== TASK DIRECTIONS ==
Track down every line below that holds "pertama" and copy it.

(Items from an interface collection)
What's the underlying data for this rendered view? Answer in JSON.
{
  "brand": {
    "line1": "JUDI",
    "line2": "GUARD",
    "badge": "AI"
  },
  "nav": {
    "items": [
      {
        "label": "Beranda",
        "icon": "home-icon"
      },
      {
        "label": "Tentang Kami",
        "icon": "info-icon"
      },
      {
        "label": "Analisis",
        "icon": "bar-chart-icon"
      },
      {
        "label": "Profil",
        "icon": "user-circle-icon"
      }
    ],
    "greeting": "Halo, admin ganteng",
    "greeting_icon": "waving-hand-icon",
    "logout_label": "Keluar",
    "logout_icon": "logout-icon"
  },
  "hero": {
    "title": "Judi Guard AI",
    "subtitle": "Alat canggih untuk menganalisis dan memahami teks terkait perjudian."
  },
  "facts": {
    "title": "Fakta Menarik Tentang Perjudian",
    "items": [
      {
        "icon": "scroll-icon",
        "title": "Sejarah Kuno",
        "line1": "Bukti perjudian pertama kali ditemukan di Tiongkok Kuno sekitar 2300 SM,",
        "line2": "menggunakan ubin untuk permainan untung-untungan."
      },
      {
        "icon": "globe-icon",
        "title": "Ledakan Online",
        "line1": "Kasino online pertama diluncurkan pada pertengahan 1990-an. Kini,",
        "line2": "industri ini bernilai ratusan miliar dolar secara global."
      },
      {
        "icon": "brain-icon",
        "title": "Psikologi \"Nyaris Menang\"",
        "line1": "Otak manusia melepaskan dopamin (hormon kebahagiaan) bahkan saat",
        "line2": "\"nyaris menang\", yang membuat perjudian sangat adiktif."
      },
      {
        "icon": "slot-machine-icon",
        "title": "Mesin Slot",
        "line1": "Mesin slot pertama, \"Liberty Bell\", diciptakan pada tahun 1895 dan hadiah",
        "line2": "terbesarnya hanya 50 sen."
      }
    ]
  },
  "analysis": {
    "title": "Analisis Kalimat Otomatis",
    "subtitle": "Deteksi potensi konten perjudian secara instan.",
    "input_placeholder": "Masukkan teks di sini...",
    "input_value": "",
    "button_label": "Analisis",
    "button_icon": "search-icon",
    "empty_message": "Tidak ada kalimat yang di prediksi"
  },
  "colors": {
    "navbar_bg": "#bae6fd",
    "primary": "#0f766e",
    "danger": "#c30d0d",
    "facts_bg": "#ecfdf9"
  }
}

== SOLUTION TO THIS TASK ==
        "line1": "Bukti perjudian pertama kali ditemukan di Tiongkok Kuno sekitar 2300 SM,",
        "line1": "Kasino online pertama diluncurkan pada pertengahan 1990-an. Kini,",
        "line1": "Mesin slot pertama, \"Liberty Bell\", diciptakan pada tahun 1895 dan hadiah",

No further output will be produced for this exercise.